### TASK STATEMENT
Please count how many lines below contain the word "icon" and reply with only that number.

### RECORDS SHOWN
^^^^^^^^^^^^^^^^

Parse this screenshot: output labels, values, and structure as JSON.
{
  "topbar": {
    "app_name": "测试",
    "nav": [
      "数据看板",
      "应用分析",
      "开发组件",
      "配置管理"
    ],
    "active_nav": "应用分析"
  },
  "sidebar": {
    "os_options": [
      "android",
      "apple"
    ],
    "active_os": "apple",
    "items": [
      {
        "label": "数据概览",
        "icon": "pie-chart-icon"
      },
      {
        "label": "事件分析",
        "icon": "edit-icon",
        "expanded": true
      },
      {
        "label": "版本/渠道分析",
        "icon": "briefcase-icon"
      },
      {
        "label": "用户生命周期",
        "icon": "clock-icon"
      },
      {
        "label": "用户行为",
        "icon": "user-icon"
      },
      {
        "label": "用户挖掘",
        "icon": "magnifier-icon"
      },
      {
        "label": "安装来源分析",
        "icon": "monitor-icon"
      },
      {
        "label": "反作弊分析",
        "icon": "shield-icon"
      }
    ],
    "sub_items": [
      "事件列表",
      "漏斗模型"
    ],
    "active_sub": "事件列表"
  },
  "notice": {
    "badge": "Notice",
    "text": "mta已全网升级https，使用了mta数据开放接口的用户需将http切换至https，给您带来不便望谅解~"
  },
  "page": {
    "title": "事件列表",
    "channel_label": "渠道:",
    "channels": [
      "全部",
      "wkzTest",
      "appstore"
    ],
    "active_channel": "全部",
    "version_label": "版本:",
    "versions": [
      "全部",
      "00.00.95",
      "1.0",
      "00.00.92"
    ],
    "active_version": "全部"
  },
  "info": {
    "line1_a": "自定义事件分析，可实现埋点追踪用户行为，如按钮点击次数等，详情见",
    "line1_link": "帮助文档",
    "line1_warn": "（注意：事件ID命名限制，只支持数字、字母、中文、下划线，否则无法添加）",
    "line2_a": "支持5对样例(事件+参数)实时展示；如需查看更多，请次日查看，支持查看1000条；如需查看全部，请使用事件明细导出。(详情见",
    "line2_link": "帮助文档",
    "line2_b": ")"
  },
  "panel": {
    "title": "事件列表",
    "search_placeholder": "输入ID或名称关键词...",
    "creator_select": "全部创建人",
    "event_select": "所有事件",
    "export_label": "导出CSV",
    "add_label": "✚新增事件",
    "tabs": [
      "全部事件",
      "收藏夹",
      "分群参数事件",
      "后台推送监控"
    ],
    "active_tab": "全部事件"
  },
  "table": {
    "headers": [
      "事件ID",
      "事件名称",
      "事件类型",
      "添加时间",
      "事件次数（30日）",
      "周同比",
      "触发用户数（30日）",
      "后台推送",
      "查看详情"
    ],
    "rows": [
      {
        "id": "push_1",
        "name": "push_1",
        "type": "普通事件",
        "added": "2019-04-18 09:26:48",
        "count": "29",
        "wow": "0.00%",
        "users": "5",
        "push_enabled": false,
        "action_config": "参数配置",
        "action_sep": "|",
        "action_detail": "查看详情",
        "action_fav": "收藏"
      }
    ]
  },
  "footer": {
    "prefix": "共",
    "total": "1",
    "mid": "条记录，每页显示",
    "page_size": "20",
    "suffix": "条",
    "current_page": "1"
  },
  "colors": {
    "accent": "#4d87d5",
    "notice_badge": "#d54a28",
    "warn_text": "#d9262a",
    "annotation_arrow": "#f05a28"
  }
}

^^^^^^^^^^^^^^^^

### ANSWER BOX
8